*THE TASK*
Report each line of the listing that carries the word "verified".

*EXTRACTED ENTRIES*

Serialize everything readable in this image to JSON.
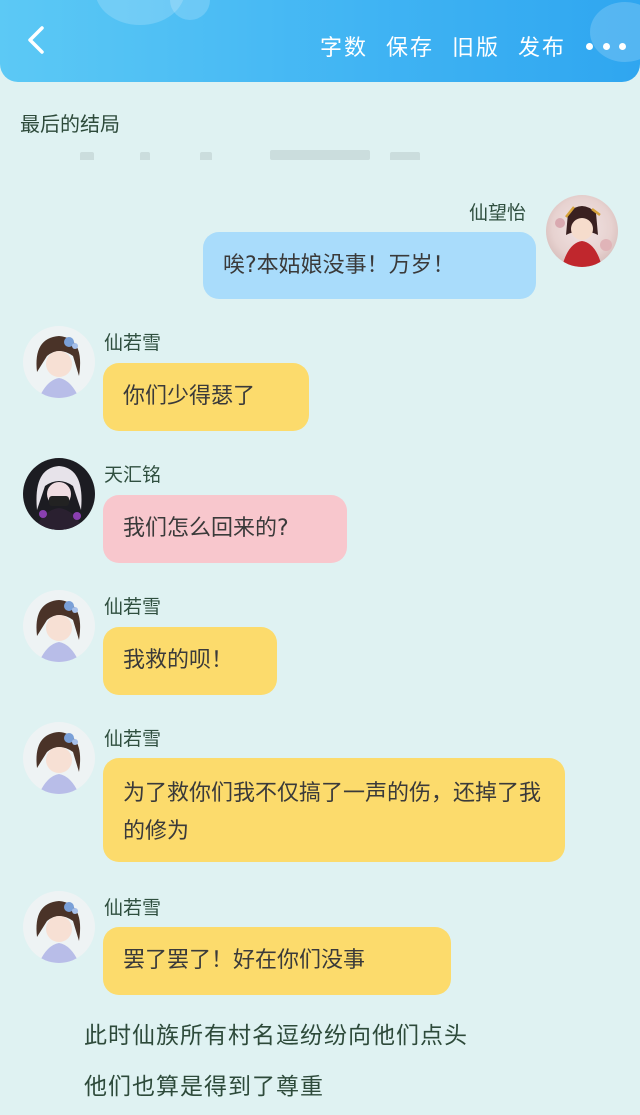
{
  "header": {
    "actions": [
      "字数",
      "保存",
      "旧版",
      "发布"
    ],
    "back_icon": "chevron-left-icon",
    "more_icon": "more-dots-icon",
    "accent": "#3fb3f3"
  },
  "chapter": {
    "title": "最后的结局"
  },
  "messages": [
    {
      "name": "仙望怡",
      "text": "唉?本姑娘没事！万岁！",
      "bubble_color": "#a9dcfb"
    },
    {
      "name": "仙若雪",
      "text": "你们少得瑟了",
      "bubble_color": "#fcdb6c"
    },
    {
      "name": "天汇铭",
      "text": "我们怎么回来的?",
      "bubble_color": "#f8c7cd"
    },
    {
      "name": "仙若雪",
      "text": "我救的呗！",
      "bubble_color": "#fcdb6c"
    },
    {
      "name": "仙若雪",
      "text": "为了救你们我不仅搞了一声的伤，还掉了我的修为",
      "bubble_color": "#fcdb6c"
    },
    {
      "name": "仙若雪",
      "text": "罢了罢了！好在你们没事",
      "bubble_color": "#fcdb6c"
    }
  ],
  "narration": [
    "此时仙族所有村名逗纷纷向他们点头",
    "他们也算是得到了尊重"
  ]
}
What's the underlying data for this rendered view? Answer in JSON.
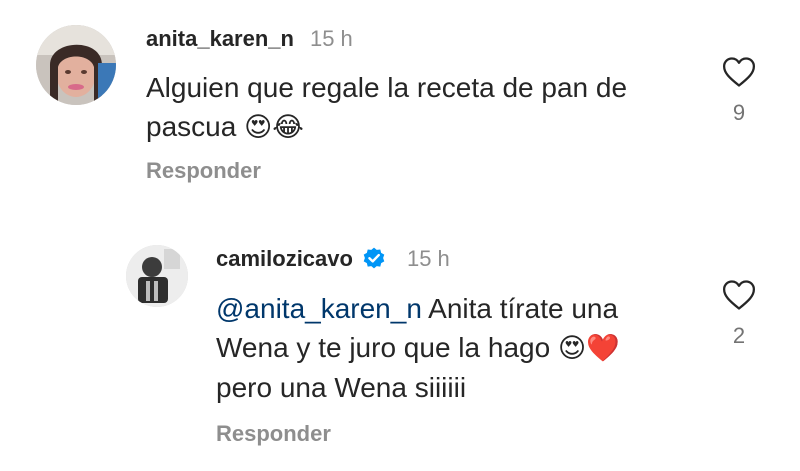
{
  "comments": [
    {
      "username": "anita_karen_n",
      "time": "15 h",
      "text_line1": "Alguien que regale la receta de pan de",
      "text_line2": "pascua",
      "emojis": "😍😂",
      "reply_label": "Responder",
      "likes": "9"
    },
    {
      "username": "camilozicavo",
      "verified": true,
      "time": "15 h",
      "mention": "@anita_karen_n",
      "text_line1": " Anita tírate una",
      "text_line2": "Wena y te juro que la hago ",
      "emojis": "😍❤️",
      "text_line3": "pero una Wena siiiiii",
      "reply_label": "Responder",
      "likes": "2"
    }
  ],
  "icons": {
    "heart": "heart-outline-icon",
    "verified": "verified-badge-icon"
  },
  "colors": {
    "verified": "#0095f6",
    "mention": "#00376b",
    "secondary": "#8e8e8e"
  }
}
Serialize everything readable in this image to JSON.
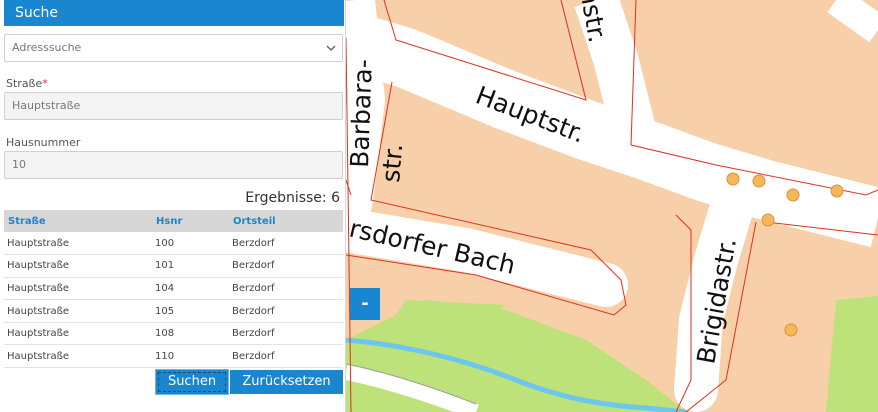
{
  "panel": {
    "title": "Suche",
    "address_search": {
      "placeholder": "Adresssuche",
      "icon": "chevron-down-icon"
    },
    "street": {
      "label": "Straße",
      "required_mark": "*",
      "value": "Hauptstraße"
    },
    "house_number": {
      "label": "Hausnummer",
      "value": "10"
    },
    "results_count": "Ergebnisse: 6",
    "table": {
      "headers": [
        "Straße",
        "Hsnr",
        "Ortsteil"
      ],
      "rows": [
        [
          "Hauptstraße",
          "100",
          "Berzdorf"
        ],
        [
          "Hauptstraße",
          "101",
          "Berzdorf"
        ],
        [
          "Hauptstraße",
          "104",
          "Berzdorf"
        ],
        [
          "Hauptstraße",
          "105",
          "Berzdorf"
        ],
        [
          "Hauptstraße",
          "108",
          "Berzdorf"
        ],
        [
          "Hauptstraße",
          "110",
          "Berzdorf"
        ]
      ]
    },
    "buttons": {
      "search": "Suchen",
      "reset": "Zurücksetzen"
    }
  },
  "map": {
    "zoom_out": "-",
    "labels": {
      "hauptstr": "Hauptstr.",
      "hstr_partial": "hstr.",
      "barbara_line1": "Barbara-",
      "barbara_line2": "str.",
      "bach": "rsdorfer Bach",
      "brigidastr": "Brigidastr."
    },
    "colors": {
      "parcel": "#f7cfa8",
      "road": "#ffffff",
      "green": "#bde27a",
      "water": "#6cc6ee",
      "boundary": "#e0301e",
      "marker": "#f5b75a",
      "accent": "#1a86d0"
    }
  }
}
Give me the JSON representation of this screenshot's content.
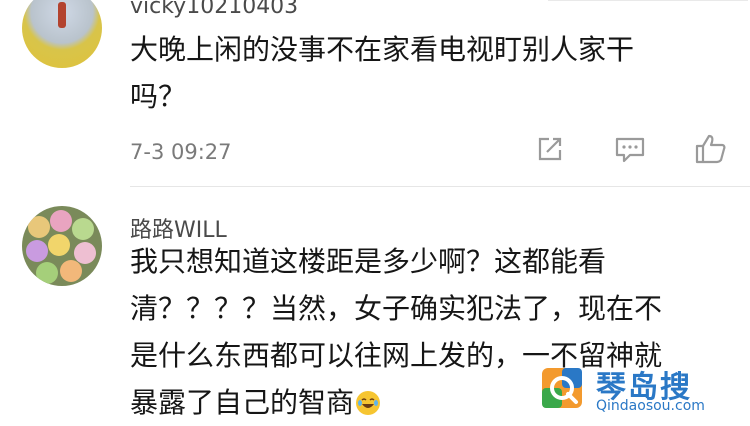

*OUTPUT OF THE TASK*
      "verified": true,
    "verified": "verified-badge-icon"
    "verified": "#0095f6",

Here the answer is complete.